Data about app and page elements
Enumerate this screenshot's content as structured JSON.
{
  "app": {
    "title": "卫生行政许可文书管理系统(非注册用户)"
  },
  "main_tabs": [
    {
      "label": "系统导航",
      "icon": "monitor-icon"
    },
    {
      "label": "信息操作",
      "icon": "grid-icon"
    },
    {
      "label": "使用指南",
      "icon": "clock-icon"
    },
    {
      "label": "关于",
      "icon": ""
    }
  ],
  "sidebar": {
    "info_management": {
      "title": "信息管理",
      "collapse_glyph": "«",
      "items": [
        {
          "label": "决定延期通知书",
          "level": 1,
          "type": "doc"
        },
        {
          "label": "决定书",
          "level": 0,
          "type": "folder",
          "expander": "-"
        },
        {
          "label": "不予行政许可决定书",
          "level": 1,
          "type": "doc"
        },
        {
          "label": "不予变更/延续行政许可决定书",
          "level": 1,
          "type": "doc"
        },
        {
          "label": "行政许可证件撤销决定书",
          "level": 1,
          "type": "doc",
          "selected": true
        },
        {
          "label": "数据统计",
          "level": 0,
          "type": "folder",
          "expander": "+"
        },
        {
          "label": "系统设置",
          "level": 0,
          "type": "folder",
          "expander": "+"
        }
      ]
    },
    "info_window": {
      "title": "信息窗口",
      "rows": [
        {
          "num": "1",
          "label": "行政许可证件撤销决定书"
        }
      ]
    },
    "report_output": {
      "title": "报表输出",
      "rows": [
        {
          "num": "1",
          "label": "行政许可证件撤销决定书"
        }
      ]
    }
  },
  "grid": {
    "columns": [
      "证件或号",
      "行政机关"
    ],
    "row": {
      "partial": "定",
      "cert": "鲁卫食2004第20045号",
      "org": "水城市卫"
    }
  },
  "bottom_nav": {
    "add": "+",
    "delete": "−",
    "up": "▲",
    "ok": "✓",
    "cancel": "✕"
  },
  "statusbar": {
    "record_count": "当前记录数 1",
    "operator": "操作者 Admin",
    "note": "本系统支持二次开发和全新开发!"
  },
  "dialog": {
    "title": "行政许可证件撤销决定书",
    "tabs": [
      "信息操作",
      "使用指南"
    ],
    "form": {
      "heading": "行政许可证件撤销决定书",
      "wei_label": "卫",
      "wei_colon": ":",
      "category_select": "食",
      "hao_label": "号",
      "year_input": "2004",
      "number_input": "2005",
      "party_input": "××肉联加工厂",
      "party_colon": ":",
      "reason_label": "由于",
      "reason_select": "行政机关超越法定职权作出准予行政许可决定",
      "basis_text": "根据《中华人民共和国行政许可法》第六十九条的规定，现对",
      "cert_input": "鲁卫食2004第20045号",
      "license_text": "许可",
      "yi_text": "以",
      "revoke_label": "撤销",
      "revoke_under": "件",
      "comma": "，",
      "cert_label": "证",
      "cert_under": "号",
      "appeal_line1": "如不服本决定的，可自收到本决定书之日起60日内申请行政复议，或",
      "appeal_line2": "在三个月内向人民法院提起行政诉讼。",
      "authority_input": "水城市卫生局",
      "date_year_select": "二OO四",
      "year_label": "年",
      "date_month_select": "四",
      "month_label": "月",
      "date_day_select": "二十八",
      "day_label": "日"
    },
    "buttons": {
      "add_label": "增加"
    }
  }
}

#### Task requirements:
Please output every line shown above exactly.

#### Exercise answer:
Enumerate this screenshot's content as structured JSON.
{
  "app": {
    "title": "卫生行政许可文书管理系统(非注册用户)"
  },
  "main_tabs": [
    {
      "label": "系统导航",
      "icon": "monitor-icon"
    },
    {
      "label": "信息操作",
      "icon": "grid-icon"
    },
    {
      "label": "使用指南",
      "icon": "clock-icon"
    },
    {
      "label": "关于",
      "icon": ""
    }
  ],
  "sidebar": {
    "info_management": {
      "title": "信息管理",
      "collapse_glyph": "«",
      "items": [
        {
          "label": "决定延期通知书",
          "level": 1,
          "type": "doc"
        },
        {
          "label": "决定书",
          "level": 0,
          "type": "folder",
          "expander": "-"
        },
        {
          "label": "不予行政许可决定书",
          "level": 1,
          "type": "doc"
        },
        {
          "label": "不予变更/延续行政许可决定书",
          "level": 1,
          "type": "doc"
        },
        {
          "label": "行政许可证件撤销决定书",
          "level": 1,
          "type": "doc",
          "selected": true
        },
        {
          "label": "数据统计",
          "level": 0,
          "type": "folder",
          "expander": "+"
        },
        {
          "label": "系统设置",
          "level": 0,
          "type": "folder",
          "expander": "+"
        }
      ]
    },
    "info_window": {
      "title": "信息窗口",
      "rows": [
        {
          "num": "1",
          "label": "行政许可证件撤销决定书"
        }
      ]
    },
    "report_output": {
      "title": "报表输出",
      "rows": [
        {
          "num": "1",
          "label": "行政许可证件撤销决定书"
        }
      ]
    }
  },
  "grid": {
    "columns": [
      "证件或号",
      "行政机关"
    ],
    "row": {
      "partial": "定",
      "cert": "鲁卫食2004第20045号",
      "org": "水城市卫"
    }
  },
  "bottom_nav": {
    "add": "+",
    "delete": "−",
    "up": "▲",
    "ok": "✓",
    "cancel": "✕"
  },
  "statusbar": {
    "record_count": "当前记录数 1",
    "operator": "操作者 Admin",
    "note": "本系统支持二次开发和全新开发!"
  },
  "dialog": {
    "title": "行政许可证件撤销决定书",
    "tabs": [
      "信息操作",
      "使用指南"
    ],
    "form": {
      "heading": "行政许可证件撤销决定书",
      "wei_label": "卫",
      "wei_colon": ":",
      "category_select": "食",
      "hao_label": "号",
      "year_input": "2004",
      "number_input": "2005",
      "party_input": "××肉联加工厂",
      "party_colon": ":",
      "reason_label": "由于",
      "reason_select": "行政机关超越法定职权作出准予行政许可决定",
      "basis_text": "根据《中华人民共和国行政许可法》第六十九条的规定，现对",
      "cert_input": "鲁卫食2004第20045号",
      "license_text": "许可",
      "yi_text": "以",
      "revoke_label": "撤销",
      "revoke_under": "件",
      "comma": "，",
      "cert_label": "证",
      "cert_under": "号",
      "appeal_line1": "如不服本决定的，可自收到本决定书之日起60日内申请行政复议，或",
      "appeal_line2": "在三个月内向人民法院提起行政诉讼。",
      "authority_input": "水城市卫生局",
      "date_year_select": "二OO四",
      "year_label": "年",
      "date_month_select": "四",
      "month_label": "月",
      "date_day_select": "二十八",
      "day_label": "日"
    },
    "buttons": {
      "add_label": "增加"
    }
  }
}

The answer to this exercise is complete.